[[ STUDY MATERIAL open ]]

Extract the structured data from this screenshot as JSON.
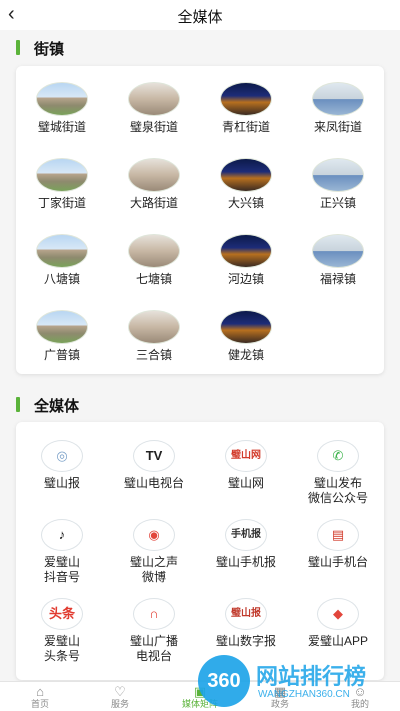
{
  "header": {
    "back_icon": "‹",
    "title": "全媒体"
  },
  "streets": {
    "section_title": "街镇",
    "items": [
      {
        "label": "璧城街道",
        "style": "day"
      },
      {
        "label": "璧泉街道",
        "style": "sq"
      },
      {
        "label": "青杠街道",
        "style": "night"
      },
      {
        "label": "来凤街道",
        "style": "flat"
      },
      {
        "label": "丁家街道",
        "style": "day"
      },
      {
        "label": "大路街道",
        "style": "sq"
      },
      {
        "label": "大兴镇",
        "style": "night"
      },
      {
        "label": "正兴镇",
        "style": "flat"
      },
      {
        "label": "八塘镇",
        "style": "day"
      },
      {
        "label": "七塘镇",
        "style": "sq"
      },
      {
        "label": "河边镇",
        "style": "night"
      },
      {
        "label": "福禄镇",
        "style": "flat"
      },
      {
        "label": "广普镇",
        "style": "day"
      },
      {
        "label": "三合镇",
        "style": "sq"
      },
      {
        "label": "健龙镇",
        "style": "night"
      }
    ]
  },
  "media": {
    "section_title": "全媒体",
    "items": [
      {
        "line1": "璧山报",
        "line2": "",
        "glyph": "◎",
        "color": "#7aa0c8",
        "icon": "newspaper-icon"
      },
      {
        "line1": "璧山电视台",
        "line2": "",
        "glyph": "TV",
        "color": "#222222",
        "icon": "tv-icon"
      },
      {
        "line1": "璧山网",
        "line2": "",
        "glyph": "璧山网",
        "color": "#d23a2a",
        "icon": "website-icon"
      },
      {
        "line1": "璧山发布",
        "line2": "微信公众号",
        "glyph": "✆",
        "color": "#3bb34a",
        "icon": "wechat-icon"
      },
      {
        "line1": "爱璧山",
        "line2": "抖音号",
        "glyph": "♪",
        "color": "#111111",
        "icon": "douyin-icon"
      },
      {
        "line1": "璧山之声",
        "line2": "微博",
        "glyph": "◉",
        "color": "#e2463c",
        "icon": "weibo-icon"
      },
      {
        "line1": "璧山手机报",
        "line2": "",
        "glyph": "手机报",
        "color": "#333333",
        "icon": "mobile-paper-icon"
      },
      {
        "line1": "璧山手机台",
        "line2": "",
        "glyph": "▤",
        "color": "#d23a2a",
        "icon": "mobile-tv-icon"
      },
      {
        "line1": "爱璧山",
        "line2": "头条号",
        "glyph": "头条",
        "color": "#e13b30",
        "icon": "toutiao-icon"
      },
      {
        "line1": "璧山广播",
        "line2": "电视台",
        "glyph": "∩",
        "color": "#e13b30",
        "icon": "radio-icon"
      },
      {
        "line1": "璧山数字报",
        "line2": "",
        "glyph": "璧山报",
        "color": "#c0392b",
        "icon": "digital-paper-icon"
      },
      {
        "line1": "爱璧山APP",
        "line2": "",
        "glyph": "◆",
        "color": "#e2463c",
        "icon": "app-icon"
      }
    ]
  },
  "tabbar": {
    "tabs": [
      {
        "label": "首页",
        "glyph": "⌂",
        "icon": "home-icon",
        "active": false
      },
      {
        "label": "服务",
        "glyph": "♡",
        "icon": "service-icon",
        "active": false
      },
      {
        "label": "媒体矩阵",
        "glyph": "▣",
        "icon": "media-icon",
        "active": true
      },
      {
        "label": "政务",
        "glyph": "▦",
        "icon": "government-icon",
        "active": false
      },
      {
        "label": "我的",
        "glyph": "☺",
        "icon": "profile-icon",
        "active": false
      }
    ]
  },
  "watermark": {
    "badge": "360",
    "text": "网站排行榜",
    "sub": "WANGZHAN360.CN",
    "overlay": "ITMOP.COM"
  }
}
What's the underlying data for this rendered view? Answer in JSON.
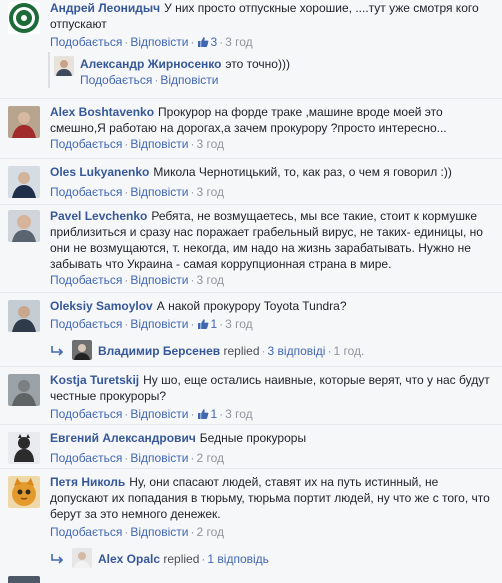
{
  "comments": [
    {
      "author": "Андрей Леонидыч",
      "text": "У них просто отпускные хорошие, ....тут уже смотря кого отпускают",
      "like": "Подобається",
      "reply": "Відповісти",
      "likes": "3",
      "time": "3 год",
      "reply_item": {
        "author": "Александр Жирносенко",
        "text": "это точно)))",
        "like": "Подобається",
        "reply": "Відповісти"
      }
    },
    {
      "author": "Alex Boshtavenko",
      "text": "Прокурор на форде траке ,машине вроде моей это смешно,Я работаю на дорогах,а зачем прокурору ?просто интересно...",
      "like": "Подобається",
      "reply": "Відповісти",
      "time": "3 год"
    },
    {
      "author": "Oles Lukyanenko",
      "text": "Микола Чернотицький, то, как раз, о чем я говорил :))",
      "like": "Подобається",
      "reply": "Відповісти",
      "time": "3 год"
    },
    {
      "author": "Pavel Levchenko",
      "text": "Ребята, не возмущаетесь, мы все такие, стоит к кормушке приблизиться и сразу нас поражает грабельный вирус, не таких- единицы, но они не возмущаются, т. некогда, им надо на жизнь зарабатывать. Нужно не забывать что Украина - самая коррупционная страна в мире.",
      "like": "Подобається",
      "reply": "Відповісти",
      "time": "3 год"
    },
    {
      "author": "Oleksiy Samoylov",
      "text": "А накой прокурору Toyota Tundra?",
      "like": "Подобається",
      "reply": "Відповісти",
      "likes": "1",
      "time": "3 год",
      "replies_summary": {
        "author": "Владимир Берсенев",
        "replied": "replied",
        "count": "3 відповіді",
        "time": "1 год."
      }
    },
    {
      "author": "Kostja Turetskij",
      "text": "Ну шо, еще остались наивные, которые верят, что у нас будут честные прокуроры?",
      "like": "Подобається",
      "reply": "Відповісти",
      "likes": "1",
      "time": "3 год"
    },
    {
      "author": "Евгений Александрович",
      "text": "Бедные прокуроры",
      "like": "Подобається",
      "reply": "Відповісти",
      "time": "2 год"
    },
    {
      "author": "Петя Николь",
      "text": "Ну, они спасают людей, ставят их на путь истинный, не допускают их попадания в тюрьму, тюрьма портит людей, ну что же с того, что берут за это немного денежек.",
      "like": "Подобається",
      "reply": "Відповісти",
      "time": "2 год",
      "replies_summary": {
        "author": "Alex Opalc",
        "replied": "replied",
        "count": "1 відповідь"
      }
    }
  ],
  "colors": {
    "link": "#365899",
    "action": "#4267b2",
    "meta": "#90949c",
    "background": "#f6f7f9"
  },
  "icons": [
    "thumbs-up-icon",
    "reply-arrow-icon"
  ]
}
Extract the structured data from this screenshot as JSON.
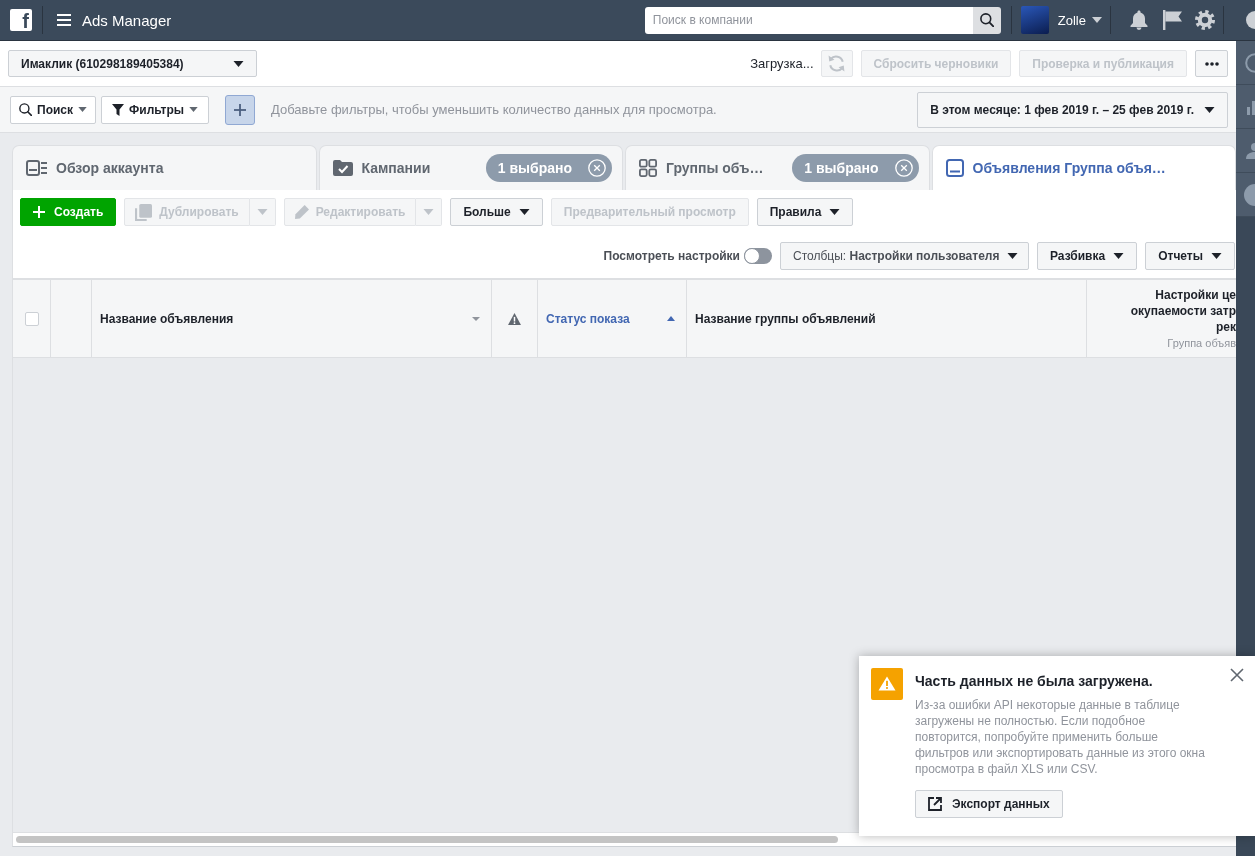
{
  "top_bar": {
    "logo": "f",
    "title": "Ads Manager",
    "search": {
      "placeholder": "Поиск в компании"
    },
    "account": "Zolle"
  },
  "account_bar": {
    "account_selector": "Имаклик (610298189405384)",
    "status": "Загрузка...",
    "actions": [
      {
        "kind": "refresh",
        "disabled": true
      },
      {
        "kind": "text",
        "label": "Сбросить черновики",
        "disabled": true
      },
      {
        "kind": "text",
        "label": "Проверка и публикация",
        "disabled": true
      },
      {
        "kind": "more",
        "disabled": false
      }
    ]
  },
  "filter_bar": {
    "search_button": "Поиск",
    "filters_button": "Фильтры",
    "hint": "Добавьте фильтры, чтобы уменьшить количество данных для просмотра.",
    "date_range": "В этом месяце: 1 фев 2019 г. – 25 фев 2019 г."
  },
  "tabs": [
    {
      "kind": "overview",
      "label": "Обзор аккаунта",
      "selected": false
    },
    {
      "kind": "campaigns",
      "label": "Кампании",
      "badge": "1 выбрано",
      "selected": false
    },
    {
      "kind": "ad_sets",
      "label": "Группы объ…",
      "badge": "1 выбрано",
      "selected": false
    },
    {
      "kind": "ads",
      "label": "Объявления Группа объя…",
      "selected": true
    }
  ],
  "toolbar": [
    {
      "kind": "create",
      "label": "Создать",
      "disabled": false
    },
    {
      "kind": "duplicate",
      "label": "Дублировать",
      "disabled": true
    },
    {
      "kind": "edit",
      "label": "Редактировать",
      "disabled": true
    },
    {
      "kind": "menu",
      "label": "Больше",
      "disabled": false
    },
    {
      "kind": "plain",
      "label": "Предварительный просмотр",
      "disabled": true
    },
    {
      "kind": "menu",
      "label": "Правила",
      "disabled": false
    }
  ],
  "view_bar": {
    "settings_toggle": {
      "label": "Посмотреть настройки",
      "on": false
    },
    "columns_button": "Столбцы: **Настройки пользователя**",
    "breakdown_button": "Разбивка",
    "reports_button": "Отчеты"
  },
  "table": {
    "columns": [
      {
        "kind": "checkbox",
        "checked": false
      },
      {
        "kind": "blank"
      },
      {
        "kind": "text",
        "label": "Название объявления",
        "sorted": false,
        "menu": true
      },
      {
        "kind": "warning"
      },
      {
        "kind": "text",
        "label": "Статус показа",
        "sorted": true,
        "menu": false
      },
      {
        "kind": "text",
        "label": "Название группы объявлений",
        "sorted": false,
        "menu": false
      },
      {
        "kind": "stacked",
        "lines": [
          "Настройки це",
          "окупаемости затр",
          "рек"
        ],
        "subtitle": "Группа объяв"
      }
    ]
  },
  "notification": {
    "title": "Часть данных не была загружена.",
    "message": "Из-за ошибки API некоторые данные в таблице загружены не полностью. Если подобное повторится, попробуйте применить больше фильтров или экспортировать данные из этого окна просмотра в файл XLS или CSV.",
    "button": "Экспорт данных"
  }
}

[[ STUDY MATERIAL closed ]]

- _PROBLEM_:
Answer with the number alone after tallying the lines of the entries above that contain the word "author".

- _EXERCISE SOLUTION_:
11